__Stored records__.

═══

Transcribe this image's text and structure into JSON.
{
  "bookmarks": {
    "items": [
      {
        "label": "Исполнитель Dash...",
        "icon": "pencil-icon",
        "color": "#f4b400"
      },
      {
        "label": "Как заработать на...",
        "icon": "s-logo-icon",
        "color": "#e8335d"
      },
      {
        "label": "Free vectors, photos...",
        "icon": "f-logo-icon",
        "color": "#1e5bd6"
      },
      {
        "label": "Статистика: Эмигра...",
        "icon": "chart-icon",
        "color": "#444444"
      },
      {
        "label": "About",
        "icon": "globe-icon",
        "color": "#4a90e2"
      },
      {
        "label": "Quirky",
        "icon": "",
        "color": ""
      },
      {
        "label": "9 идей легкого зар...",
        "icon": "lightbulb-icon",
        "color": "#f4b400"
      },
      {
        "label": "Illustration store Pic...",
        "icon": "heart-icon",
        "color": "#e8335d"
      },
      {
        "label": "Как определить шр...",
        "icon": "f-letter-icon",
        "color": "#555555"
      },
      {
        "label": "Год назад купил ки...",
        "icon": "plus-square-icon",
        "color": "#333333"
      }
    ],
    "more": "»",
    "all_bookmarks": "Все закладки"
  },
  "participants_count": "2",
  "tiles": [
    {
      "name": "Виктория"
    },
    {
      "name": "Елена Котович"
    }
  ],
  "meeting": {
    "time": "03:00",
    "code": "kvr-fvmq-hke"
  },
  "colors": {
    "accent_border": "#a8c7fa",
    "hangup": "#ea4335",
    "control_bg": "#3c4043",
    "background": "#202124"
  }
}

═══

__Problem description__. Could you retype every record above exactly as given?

__Expected output__.
Transcribe this image's text and structure into JSON.
{
  "bookmarks": {
    "items": [
      {
        "label": "Исполнитель Dash...",
        "icon": "pencil-icon",
        "color": "#f4b400"
      },
      {
        "label": "Как заработать на...",
        "icon": "s-logo-icon",
        "color": "#e8335d"
      },
      {
        "label": "Free vectors, photos...",
        "icon": "f-logo-icon",
        "color": "#1e5bd6"
      },
      {
        "label": "Статистика: Эмигра...",
        "icon": "chart-icon",
        "color": "#444444"
      },
      {
        "label": "About",
        "icon": "globe-icon",
        "color": "#4a90e2"
      },
      {
        "label": "Quirky",
        "icon": "",
        "color": ""
      },
      {
        "label": "9 идей легкого зар...",
        "icon": "lightbulb-icon",
        "color": "#f4b400"
      },
      {
        "label": "Illustration store Pic...",
        "icon": "heart-icon",
        "color": "#e8335d"
      },
      {
        "label": "Как определить шр...",
        "icon": "f-letter-icon",
        "color": "#555555"
      },
      {
        "label": "Год назад купил ки...",
        "icon": "plus-square-icon",
        "color": "#333333"
      }
    ],
    "more": "»",
    "all_bookmarks": "Все закладки"
  },
  "participants_count": "2",
  "tiles": [
    {
      "name": "Виктория"
    },
    {
      "name": "Елена Котович"
    }
  ],
  "meeting": {
    "time": "03:00",
    "code": "kvr-fvmq-hke"
  },
  "colors": {
    "accent_border": "#a8c7fa",
    "hangup": "#ea4335",
    "control_bg": "#3c4043",
    "background": "#202124"
  }
}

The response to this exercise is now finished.